*Your objective*.
Output the listing exactly as written, apart from its pictures.

____

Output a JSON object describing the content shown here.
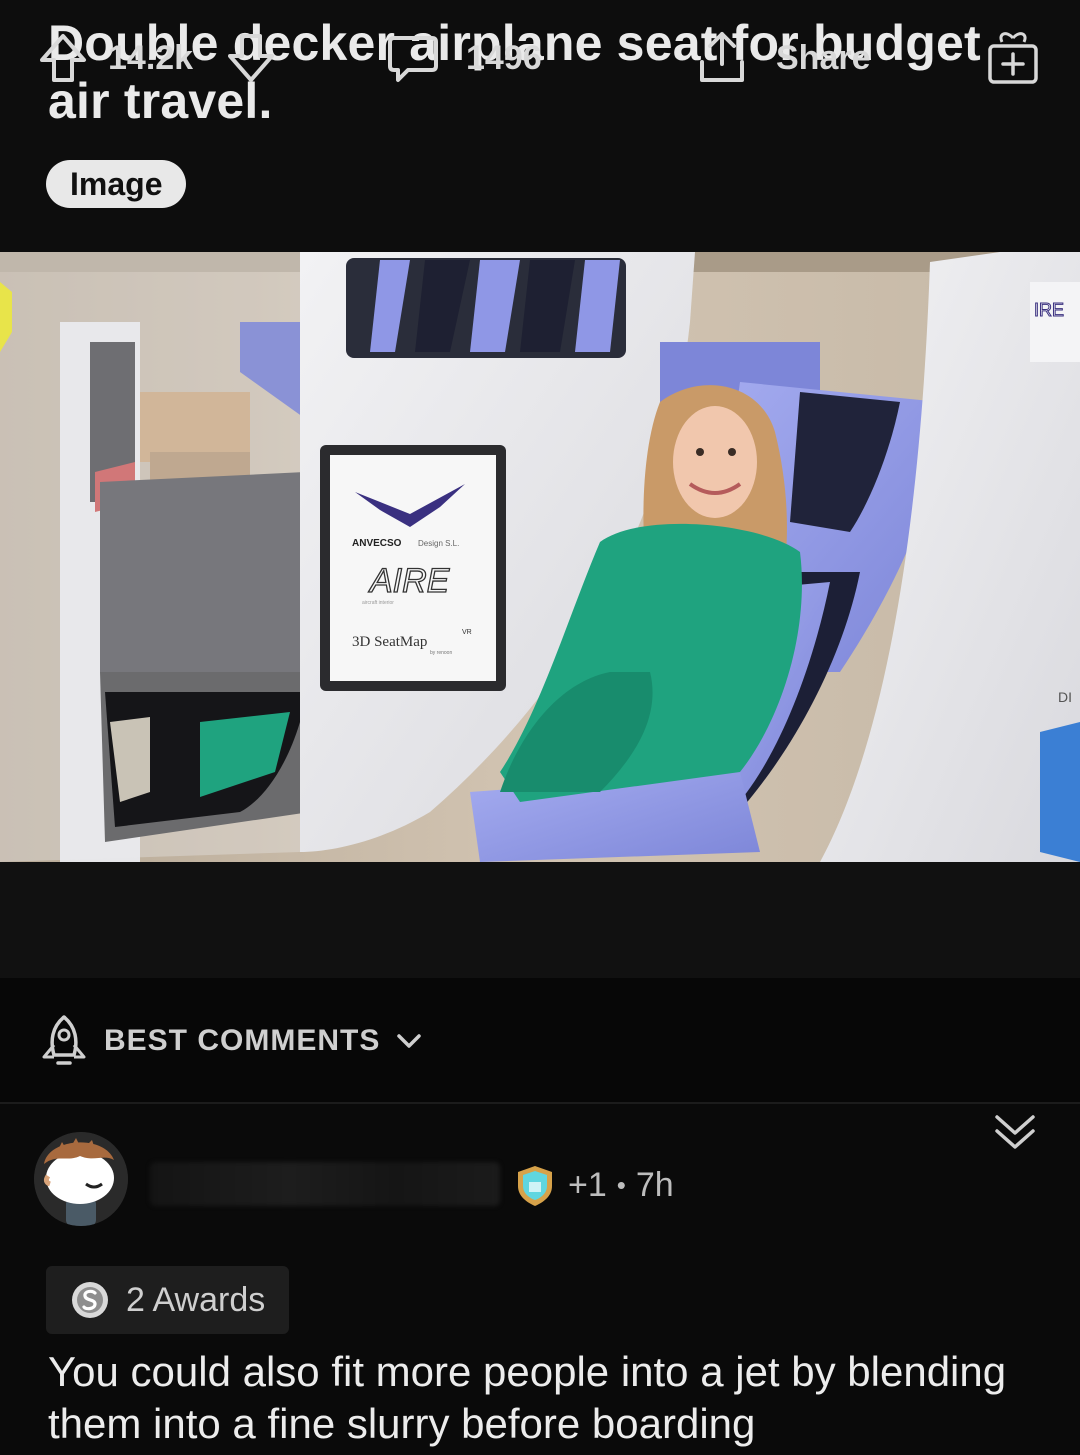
{
  "post": {
    "title": "Double decker airplane seat for budget air travel.",
    "flair": "Image",
    "image": {
      "sign": {
        "brand": "ANVECSO",
        "brand_suffix": "Design S.L.",
        "product": "AIRE",
        "product_subtitle": "aircraft interior",
        "seatmap": "3D SeatMap",
        "seatmap_sup": "VR",
        "seatmap_by": "by renoon"
      },
      "edge_text_top": "IRE",
      "edge_text_mid": "DI"
    }
  },
  "actions": {
    "upvote_icon": "arrow-up-icon",
    "score": "14.2k",
    "downvote_icon": "arrow-down-icon",
    "comment_icon": "comment-bubble-icon",
    "comment_count": "1496",
    "share_icon": "share-icon",
    "share_label": "Share",
    "award_icon": "gift-icon"
  },
  "comments": {
    "sort_icon": "rocket-icon",
    "sort_label": "BEST COMMENTS",
    "sort_chevron_icon": "chevron-down-icon"
  },
  "comment": {
    "avatar_icon": "snoo-avatar-icon",
    "badge_icon": "shield-badge-icon",
    "score_change": "+1",
    "separator": "•",
    "age": "7h",
    "collapse_icon": "double-chevron-down-icon",
    "awards_icon": "silver-coin-icon",
    "awards_label": "2 Awards",
    "body": "You could also fit more people into a jet by blending them into a fine slurry before boarding"
  },
  "colors": {
    "background": "#0b0b0b",
    "action_bar": "#111111",
    "text": "#e6e6e6",
    "muted": "#bdbdbd",
    "flair_bg": "#e8e8e8",
    "seat_blue": "#8f97e6",
    "jacket_green": "#1fa37f"
  }
}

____

*Answer space*.
Output a JSON object describing the content shown here.
{
  "post": {
    "title": "Double decker airplane seat for budget air travel.",
    "flair": "Image",
    "image": {
      "sign": {
        "brand": "ANVECSO",
        "brand_suffix": "Design S.L.",
        "product": "AIRE",
        "product_subtitle": "aircraft interior",
        "seatmap": "3D SeatMap",
        "seatmap_sup": "VR",
        "seatmap_by": "by renoon"
      },
      "edge_text_top": "IRE",
      "edge_text_mid": "DI"
    }
  },
  "actions": {
    "upvote_icon": "arrow-up-icon",
    "score": "14.2k",
    "downvote_icon": "arrow-down-icon",
    "comment_icon": "comment-bubble-icon",
    "comment_count": "1496",
    "share_icon": "share-icon",
    "share_label": "Share",
    "award_icon": "gift-icon"
  },
  "comments": {
    "sort_icon": "rocket-icon",
    "sort_label": "BEST COMMENTS",
    "sort_chevron_icon": "chevron-down-icon"
  },
  "comment": {
    "avatar_icon": "snoo-avatar-icon",
    "badge_icon": "shield-badge-icon",
    "score_change": "+1",
    "separator": "•",
    "age": "7h",
    "collapse_icon": "double-chevron-down-icon",
    "awards_icon": "silver-coin-icon",
    "awards_label": "2 Awards",
    "body": "You could also fit more people into a jet by blending them into a fine slurry before boarding"
  },
  "colors": {
    "background": "#0b0b0b",
    "action_bar": "#111111",
    "text": "#e6e6e6",
    "muted": "#bdbdbd",
    "flair_bg": "#e8e8e8",
    "seat_blue": "#8f97e6",
    "jacket_green": "#1fa37f"
  }
}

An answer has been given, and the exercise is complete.